Recent research suggests that psoriasis is actually an autoimmune disorder.
There are two kinds of blood cells that seek out and destroy foreign cells: B cells and T cells. In psoriasis, the T cells function abnormally.
This causes several effects in the body, one of which is to produce both white blood cells and healthy skin cells at a rapid rate (American Academy of Family Physicians, Mayo Clinic). This causes skin cells that would ordinarily rise to the surface in months to rise to the surface in a matter of a few days. The dead skin cannot be sloughed off fast enough, causing thick, reddened, and itchy skin.
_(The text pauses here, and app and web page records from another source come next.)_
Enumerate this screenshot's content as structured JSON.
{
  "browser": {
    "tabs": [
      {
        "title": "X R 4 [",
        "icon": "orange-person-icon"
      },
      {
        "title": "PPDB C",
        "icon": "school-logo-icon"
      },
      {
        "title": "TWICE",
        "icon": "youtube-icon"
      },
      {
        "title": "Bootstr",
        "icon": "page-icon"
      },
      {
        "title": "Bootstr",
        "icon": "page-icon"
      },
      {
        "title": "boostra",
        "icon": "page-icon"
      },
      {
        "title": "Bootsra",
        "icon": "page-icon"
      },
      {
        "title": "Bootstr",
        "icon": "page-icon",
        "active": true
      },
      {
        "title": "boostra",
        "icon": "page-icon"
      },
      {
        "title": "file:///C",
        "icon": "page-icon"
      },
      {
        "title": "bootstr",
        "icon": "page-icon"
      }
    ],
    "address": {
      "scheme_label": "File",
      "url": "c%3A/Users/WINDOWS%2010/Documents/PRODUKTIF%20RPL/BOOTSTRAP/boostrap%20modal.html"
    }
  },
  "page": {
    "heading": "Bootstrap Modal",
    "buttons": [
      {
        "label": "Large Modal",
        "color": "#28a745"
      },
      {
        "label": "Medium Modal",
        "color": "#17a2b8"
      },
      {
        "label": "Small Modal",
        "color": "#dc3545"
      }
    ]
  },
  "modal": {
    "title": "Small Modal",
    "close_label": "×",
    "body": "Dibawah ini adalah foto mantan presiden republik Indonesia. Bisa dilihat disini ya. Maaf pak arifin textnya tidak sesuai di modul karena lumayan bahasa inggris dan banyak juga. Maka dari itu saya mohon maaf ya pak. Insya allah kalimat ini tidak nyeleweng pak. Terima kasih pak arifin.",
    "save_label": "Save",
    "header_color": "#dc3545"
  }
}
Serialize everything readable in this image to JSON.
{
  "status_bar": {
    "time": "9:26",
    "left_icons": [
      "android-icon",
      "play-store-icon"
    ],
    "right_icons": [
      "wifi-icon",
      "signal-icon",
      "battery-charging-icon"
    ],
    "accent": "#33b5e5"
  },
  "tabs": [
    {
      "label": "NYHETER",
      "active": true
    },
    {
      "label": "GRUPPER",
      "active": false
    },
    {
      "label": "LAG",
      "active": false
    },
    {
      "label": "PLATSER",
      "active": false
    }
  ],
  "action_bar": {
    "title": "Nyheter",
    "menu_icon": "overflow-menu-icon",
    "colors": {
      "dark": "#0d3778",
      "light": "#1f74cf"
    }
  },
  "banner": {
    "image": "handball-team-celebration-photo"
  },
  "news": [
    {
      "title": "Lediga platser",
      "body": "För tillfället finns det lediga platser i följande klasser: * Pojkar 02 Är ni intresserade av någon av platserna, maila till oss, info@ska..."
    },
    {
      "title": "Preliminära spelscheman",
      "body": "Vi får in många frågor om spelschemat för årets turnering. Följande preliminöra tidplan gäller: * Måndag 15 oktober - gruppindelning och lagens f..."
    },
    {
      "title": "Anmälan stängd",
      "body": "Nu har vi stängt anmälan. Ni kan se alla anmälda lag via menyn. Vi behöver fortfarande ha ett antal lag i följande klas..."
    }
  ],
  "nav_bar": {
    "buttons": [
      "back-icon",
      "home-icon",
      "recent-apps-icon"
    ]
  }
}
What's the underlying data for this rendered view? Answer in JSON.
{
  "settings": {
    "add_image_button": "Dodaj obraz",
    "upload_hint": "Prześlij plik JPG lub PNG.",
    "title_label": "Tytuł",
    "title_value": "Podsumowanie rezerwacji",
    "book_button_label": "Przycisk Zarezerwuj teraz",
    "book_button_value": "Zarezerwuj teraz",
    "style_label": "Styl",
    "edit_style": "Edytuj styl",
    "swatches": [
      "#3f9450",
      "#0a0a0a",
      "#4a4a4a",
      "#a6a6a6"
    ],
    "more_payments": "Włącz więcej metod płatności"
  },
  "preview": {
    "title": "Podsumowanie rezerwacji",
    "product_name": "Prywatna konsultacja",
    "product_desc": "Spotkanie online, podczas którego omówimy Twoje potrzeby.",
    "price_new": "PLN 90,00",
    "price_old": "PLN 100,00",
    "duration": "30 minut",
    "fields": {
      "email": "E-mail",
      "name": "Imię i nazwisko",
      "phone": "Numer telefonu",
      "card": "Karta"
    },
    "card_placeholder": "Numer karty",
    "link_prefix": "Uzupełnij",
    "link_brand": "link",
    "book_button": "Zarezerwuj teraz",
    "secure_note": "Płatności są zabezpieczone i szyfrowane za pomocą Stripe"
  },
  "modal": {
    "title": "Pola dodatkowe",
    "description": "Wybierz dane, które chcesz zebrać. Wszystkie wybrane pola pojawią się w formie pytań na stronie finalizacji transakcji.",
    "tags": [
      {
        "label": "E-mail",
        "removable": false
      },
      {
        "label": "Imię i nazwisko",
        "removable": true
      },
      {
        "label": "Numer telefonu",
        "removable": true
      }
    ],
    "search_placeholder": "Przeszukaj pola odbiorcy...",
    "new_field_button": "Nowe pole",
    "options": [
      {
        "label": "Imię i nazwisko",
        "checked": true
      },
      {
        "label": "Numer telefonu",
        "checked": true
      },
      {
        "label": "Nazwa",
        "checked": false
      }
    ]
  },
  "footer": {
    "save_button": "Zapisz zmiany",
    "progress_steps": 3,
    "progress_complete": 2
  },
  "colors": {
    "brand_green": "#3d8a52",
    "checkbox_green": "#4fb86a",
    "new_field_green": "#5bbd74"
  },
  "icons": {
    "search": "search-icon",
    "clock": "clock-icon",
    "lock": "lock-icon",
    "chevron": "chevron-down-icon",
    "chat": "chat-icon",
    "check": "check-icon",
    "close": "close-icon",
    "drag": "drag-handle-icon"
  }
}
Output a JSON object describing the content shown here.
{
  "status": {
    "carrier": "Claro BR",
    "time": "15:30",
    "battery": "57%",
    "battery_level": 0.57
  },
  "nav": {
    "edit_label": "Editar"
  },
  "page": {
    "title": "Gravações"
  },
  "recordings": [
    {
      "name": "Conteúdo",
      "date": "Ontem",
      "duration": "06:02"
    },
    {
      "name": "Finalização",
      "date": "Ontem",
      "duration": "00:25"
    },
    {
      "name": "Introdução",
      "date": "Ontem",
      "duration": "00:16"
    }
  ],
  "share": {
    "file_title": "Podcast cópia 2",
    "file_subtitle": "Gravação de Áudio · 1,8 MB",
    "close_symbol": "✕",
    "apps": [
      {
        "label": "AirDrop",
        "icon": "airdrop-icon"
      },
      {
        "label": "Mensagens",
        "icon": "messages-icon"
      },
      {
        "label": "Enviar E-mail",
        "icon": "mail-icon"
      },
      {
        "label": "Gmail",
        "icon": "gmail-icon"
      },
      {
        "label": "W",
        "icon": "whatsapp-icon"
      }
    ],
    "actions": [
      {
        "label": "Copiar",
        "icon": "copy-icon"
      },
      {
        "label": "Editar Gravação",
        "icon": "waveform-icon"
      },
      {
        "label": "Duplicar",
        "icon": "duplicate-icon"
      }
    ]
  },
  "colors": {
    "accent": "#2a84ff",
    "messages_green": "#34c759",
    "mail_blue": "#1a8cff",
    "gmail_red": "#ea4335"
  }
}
Psoriasis can be triggered by viral or bacterial infections, injury, medication, too much or too little sunlight, alcohol consumption, cold weather, and stress. Weight gain has also been shown to increase psoriasis in two studies that followed patients over a several year period (Journal of the American Academy of Dermatology, Journal Watch Dermatology).
How to Treat Psoriasis
The first step to maintaining healthy skin with psoriasis is keeping skin moisturized and with a source of amino acids. The amino acid composition is not only decreased in psoratic skin, but is also changed as well (Journal of Investigative Dermatology). Supplementation with amino acids may help some of the adverse side effects of drying and cracking that can come along with the disorder.
Over-the-counter ingredients that can be helpful for psoriasis include the amino acids glycine and methionine. In one study, these amino acids were injected into the lesions of patients with psoriasis, as well as into the clinically unaffected skin between the lesions. The transit time of both amino acids was greatly increased in the lesions, and there was a significant loss in amino acids when lesions were appearing (Archives of Dermatology). Treating plaques with amino acids may help to supplement the loss of amino acids within the lesions.
Psoriasis is an autoimmune disorder caused by an imbalance of T cells in the skin. One of the symptoms is a loss of amino acids and a change in amino acid composition in plaques, suggesting that supplementing the skin with topical amino acids may help to provide some relief.